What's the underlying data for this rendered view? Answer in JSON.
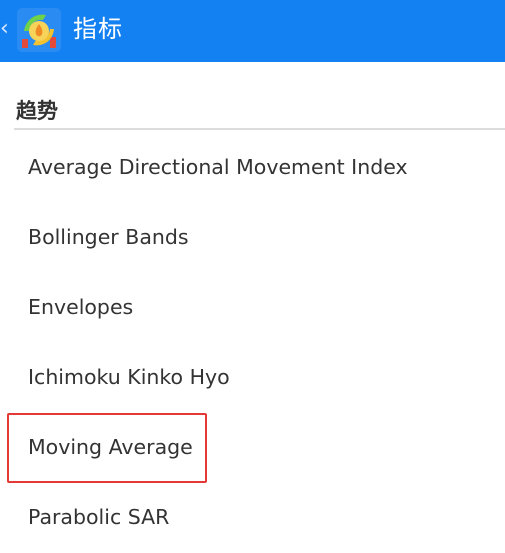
{
  "header": {
    "title": "指标",
    "back_glyph": "‹",
    "background_color": "#1481f2",
    "app_icon": "metatrader-app-icon"
  },
  "section": {
    "title": "趋势"
  },
  "indicators": [
    "Average Directional Movement Index",
    "Bollinger Bands",
    "Envelopes",
    "Ichimoku Kinko Hyo",
    "Moving Average",
    "Parabolic SAR"
  ],
  "highlight": {
    "item": "Moving Average",
    "color": "#e53935"
  }
}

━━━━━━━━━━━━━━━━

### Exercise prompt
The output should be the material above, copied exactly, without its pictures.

### Response
What's the underlying data for this rendered view? Answer in JSON.
{
  "header": {
    "title": "指标",
    "back_glyph": "‹",
    "background_color": "#1481f2",
    "app_icon": "metatrader-app-icon"
  },
  "section": {
    "title": "趋势"
  },
  "indicators": [
    "Average Directional Movement Index",
    "Bollinger Bands",
    "Envelopes",
    "Ichimoku Kinko Hyo",
    "Moving Average",
    "Parabolic SAR"
  ],
  "highlight": {
    "item": "Moving Average",
    "color": "#e53935"
  }
}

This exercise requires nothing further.